In recent years, much attention has been paid to setting up Test Automation frameworks which are effective, easy to maintain, and allow the whole testing team to contribute to the testing effort. In doing so, we often leave out one of the most critical considerations of Test Automation: What do we do when the Test Automation doesn’t work correctly?
Testing teams need to develop a practical solution for determining who’s accountable for analyzing Test Automation failures, and ensure that the right processes and skills exist to effectively do the analysis.
There are 3 primary reasons why your Test Automation may not work correctly:
- There is an error in the automated test itself
- The application under test (AUT) has changed
- The Automation has uncovered a bug in the AUT
The first step whenever a failed test occurs in Test Automation is to figure out what happened. So who should be doing this?
Too often in testing organizations, it’s the case that as soon as a Test Engineer runs into a problem with the Test Automation, they simply tell the Automation Engineer “Hey, the Test Automation isn’t working!” The job of analysis then falls to the Automation Engineer, who is already overburdened with implementing/maintaining new and existing Test Automation.
How can we push this analysis ‘upstream’ to the Test Engineers who execute the Test Automation? In order to do this, we must first look at why the Test Engineers don’t feel that they can or should analyze the issues.
In a typical ‘scripting approach’ to Test Automation, the Test Engineers will first write a verbose test case, typically in Word, Excel, or some sort of in-house or 3rd party test case management tool. Once that task is completed, the Test Engineers effectively “throws it over the wall” to the Automation Engineer. The Automation Engineer thens create a scripted version of the test case, and “throw it back over the wall” to the Test Engineer, who then executes the automated test.
More often than not, the Test Engineer will not understand the scripted test very well. If something is broken, they rely on the Automation Engineer to figure out what went wrong. This situation violates the very principle of the four fundamental tasks that an experienced Test Engineer must be able to do:
- Design/write tests.
- Execute tests and identify/seek out failure.
- Analyze a failure for reproducibility and ideas to incorporate into new tests.
- Report a failure and/or bug.
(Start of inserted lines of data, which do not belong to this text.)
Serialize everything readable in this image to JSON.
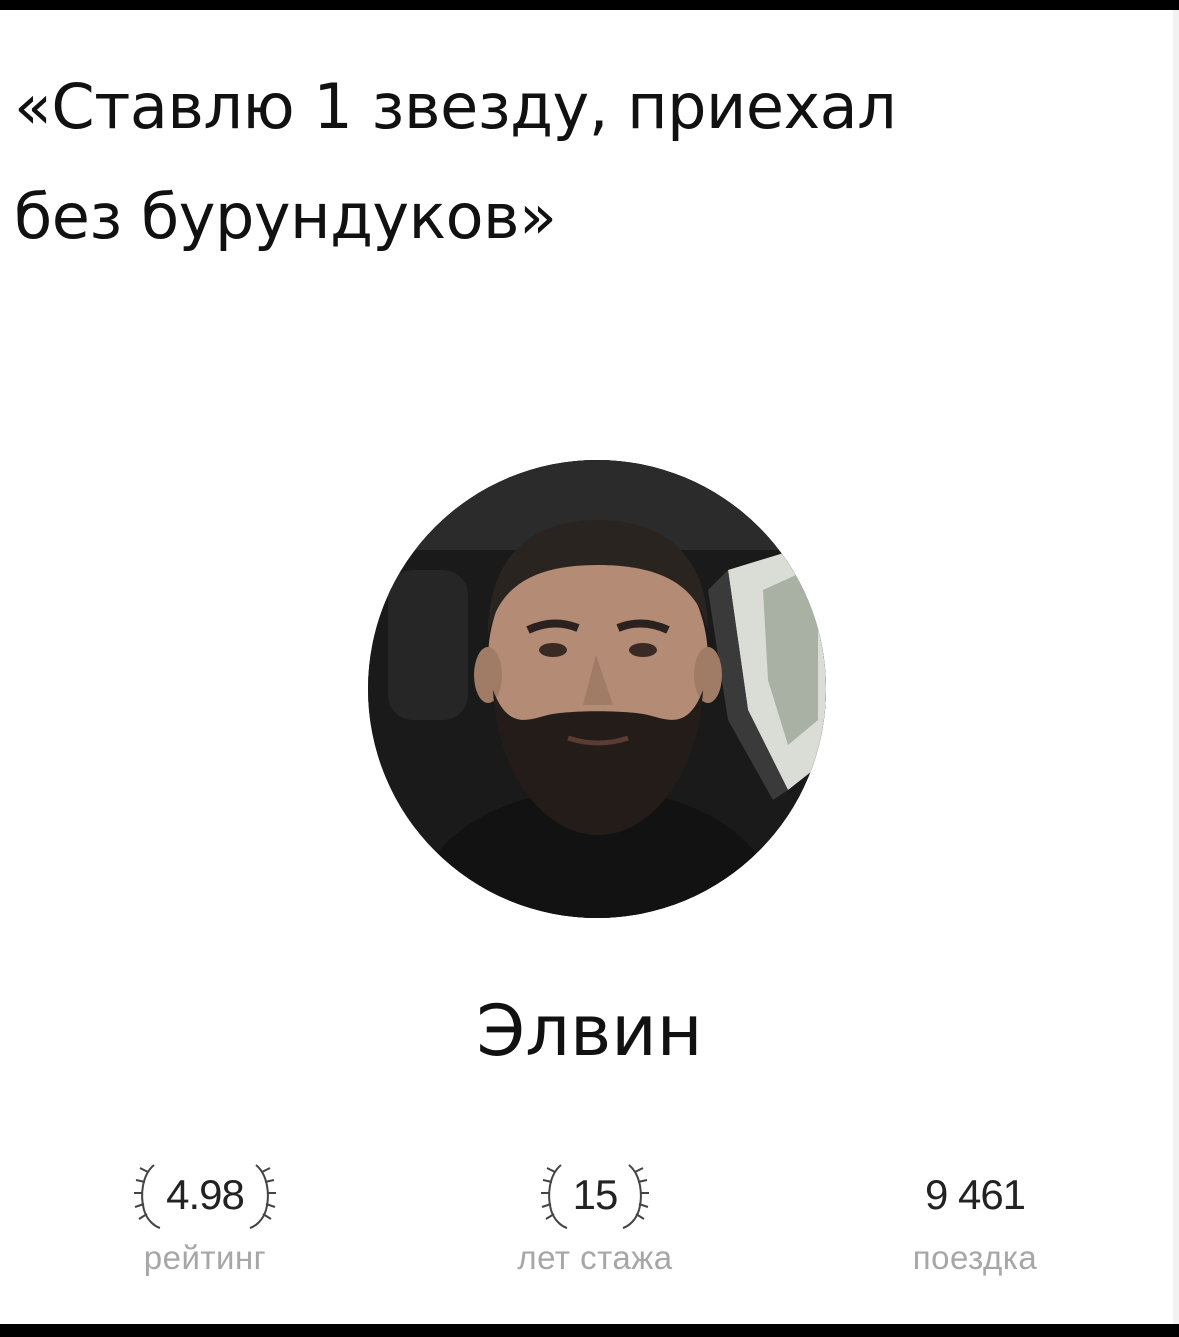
{
  "caption": {
    "line1": "«Ставлю 1 звезду, приехал",
    "line2": "без бурундуков»"
  },
  "driver": {
    "name": "Элвин"
  },
  "stats": [
    {
      "value": "4.98",
      "label": "рейтинг",
      "laurels": true
    },
    {
      "value": "15",
      "label": "лет стажа",
      "laurels": true
    },
    {
      "value": "9 461",
      "label": "поездка",
      "laurels": false
    }
  ],
  "colors": {
    "background": "#ffffff",
    "frame": "#000000",
    "text": "#111111",
    "label": "#a7a7a7"
  }
}
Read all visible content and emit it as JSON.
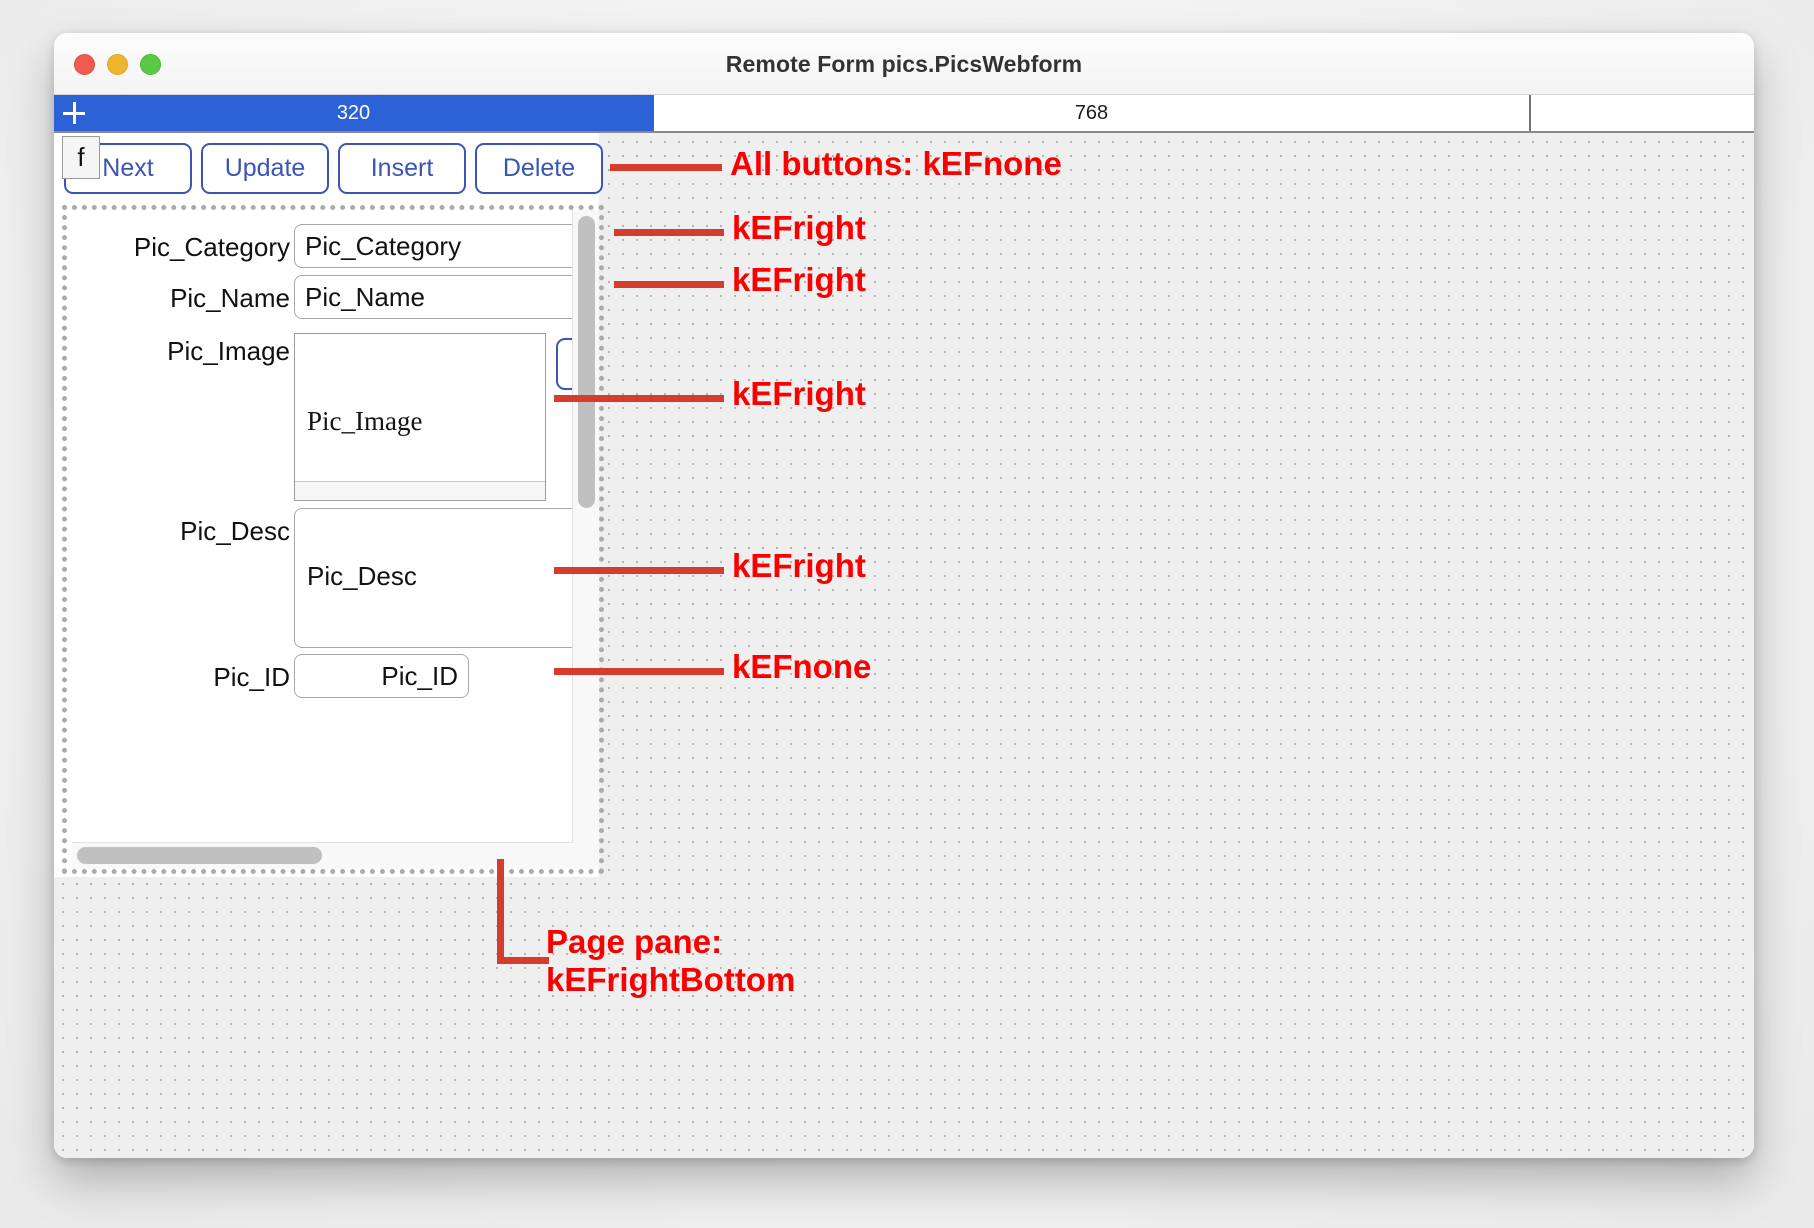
{
  "window": {
    "title": "Remote Form pics.PicsWebform",
    "traffic_lights": [
      "close",
      "minimize",
      "maximize"
    ]
  },
  "ruler": {
    "plus_icon": "plus-icon",
    "segments": [
      {
        "label": "320",
        "active": true
      },
      {
        "label": "768",
        "active": false
      },
      {
        "label": "",
        "active": false
      }
    ]
  },
  "toolbar": {
    "handle_label": "f",
    "buttons": [
      {
        "label": "Next"
      },
      {
        "label": "Update"
      },
      {
        "label": "Insert"
      },
      {
        "label": "Delete"
      }
    ]
  },
  "form": {
    "fields": [
      {
        "label": "Pic_Category",
        "value": "Pic_Category"
      },
      {
        "label": "Pic_Name",
        "value": "Pic_Name"
      },
      {
        "label": "Pic_Image",
        "value": "Pic_Image"
      },
      {
        "label": "Pic_Desc",
        "value": "Pic_Desc"
      },
      {
        "label": "Pic_ID",
        "value": "Pic_ID"
      }
    ],
    "browse_button_label": "..."
  },
  "annotations": {
    "buttons": "All buttons: kEFnone",
    "pic_category": "kEFright",
    "pic_name": "kEFright",
    "pic_image": "kEFright",
    "pic_desc": "kEFright",
    "pic_id": "kEFnone",
    "page_pane_line1": "Page pane:",
    "page_pane_line2": "kEFrightBottom"
  },
  "colors": {
    "accent_blue": "#2c62d6",
    "button_blue": "#3a55b4",
    "annotation_red": "#fa0000",
    "leader_red": "#d63c2e"
  }
}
At a minimum, the Test Engineer should be able to analyze the results of the automated tests, and figure out if a failure is due to an actual bug in the AUT. If there is no apparent bug, then the Test Engineer should be able to determine whether or not a change occurred in the application. Finally if there is no apparent bug or changes in the AUT, then they may confidently consider that the issue was caused by an error in the Automation.
So how can you empower the Test Engineer to analyze Test Automation failuress? It’s simple really. If your Test Engineers can create automated tests themselves, then they will be empowered to analyze those tests when they don’t work. In our experience, a Keyword-Driven Test Automation framework is the best way to enable your test engineers to effectively own the analysis of Test Automation failures.
With a properly implemented Keyword-Driven Test Automation framework, the analysis of a Test Automation failure consists of the following steps:
- Did the Test Automation uncover a bug in the AUT? (Done by a Test Engineer)
- Was the failure caused by a change in the AUT? (Done by a Test Engineer and/or Automation Engineer)
- Was the failure caused by an error in the Automation itself? (Done by an Automation Engineer)
With Keyword-Driven Test Automation, scripting is kept to a minimum, so most of your failures will occur due to bugs or changes in the AUT. Test Engineers should be able to do most of the failure analysis, freeing your Automation Engineers to focus more on creating new automated tests, and allowing you to further increase your test coverage, reduce testing time, decrease maintenance, and most importantly, create higher quality products!
Hung Nguyen co-founded LogiGear in 1994, and is responsible for the company’s strategic direction and executive business management. His passion and relentless focus on execution and results has been the driver for the company’s innovative approach to software testing, test automation, testing tool solutions and testing education programs.
Hung is co-author of the top-selling book in the software testing field, “Testing Computer Software,” (Wiley, 2nd ed. 1993) and other publications including, “Testing Applications on the Web,” (Wiley, 1st ed. 2001, 2nd ed. 2003), and “Global Software Test Automation,” (HappyAbout Publishing, 2006). His experience prior to LogiGear includes leadership roles in software development, quality, product and business management at Spinnaker, PowerUp, Electronic Arts and Palm Computing.
Hung holds a Bachelor of Science in Quality Assurance from Cogswell Polytechnical College, and completed a Stanford Graduate School of Business Executive Program.